Start of INPUT DATA
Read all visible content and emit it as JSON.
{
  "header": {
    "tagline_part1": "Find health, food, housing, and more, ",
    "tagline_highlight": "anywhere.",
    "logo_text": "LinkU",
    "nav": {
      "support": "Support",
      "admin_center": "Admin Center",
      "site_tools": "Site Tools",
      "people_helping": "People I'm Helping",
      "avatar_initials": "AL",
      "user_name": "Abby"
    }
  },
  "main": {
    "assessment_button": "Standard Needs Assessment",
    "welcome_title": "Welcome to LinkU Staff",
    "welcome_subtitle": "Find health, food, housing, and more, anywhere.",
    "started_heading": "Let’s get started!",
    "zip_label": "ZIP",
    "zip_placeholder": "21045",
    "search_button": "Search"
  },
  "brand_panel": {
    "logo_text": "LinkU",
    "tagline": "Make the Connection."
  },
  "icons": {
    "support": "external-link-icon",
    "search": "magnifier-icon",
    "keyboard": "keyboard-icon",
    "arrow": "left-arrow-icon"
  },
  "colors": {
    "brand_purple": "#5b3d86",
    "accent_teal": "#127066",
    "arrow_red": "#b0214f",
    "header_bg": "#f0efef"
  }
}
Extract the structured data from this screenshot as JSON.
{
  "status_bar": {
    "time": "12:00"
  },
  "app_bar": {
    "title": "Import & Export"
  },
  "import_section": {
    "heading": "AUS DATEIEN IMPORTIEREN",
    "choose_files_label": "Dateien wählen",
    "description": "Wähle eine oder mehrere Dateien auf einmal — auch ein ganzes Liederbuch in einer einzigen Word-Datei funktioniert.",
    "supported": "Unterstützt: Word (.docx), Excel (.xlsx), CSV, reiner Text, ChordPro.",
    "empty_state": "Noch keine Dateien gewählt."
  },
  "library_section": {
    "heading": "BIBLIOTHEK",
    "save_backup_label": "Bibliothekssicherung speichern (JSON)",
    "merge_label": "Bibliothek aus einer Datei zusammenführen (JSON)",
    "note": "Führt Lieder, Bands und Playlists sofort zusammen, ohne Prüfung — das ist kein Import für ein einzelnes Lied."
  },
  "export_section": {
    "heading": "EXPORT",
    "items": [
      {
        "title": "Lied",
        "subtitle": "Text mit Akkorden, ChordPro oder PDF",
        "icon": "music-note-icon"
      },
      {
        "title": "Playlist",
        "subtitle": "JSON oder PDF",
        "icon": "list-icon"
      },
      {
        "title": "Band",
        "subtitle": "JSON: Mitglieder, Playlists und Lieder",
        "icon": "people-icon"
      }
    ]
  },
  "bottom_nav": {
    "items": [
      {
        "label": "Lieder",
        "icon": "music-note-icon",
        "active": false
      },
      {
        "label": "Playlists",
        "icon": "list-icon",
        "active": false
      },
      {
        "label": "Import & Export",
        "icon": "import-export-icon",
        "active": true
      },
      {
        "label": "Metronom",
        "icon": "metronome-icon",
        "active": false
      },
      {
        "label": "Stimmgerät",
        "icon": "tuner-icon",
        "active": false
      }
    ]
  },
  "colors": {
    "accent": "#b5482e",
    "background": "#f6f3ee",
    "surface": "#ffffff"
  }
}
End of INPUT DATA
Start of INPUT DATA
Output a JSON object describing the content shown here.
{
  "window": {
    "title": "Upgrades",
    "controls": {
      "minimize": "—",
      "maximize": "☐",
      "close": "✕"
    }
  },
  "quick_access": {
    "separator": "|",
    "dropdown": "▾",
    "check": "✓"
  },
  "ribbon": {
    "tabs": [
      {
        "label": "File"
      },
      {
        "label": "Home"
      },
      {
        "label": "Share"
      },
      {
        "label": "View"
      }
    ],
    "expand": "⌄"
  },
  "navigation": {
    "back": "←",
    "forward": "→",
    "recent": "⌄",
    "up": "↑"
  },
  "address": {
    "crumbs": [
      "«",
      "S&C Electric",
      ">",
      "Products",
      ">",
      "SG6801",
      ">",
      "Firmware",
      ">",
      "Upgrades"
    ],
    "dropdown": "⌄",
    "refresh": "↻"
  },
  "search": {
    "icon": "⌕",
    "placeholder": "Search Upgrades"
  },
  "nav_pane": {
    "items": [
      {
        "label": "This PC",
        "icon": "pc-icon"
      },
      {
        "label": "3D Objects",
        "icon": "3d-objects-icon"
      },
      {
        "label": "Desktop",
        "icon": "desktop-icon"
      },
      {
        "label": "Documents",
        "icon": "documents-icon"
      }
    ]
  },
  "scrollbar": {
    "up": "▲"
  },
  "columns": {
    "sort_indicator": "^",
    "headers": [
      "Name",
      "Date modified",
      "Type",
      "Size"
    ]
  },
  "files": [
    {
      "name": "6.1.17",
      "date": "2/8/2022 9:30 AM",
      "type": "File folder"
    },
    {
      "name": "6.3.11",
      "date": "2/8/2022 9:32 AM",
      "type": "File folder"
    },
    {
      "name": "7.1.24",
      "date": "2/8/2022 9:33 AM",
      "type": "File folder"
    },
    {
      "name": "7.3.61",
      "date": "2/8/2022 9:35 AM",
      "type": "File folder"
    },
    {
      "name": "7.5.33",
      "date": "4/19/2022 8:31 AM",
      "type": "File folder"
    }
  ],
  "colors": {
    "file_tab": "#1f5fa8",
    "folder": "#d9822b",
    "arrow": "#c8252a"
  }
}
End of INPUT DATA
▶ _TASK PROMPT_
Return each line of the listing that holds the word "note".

▶ _ANSWER TO THIS PROBLEM_
    "note": "Führt Lieder, Bands und Playlists sofort zusammen, ohne Prüfung — das ist kein Import für ein einzelnes Lied."
        "icon": "music-note-icon"
        "icon": "music-note-icon",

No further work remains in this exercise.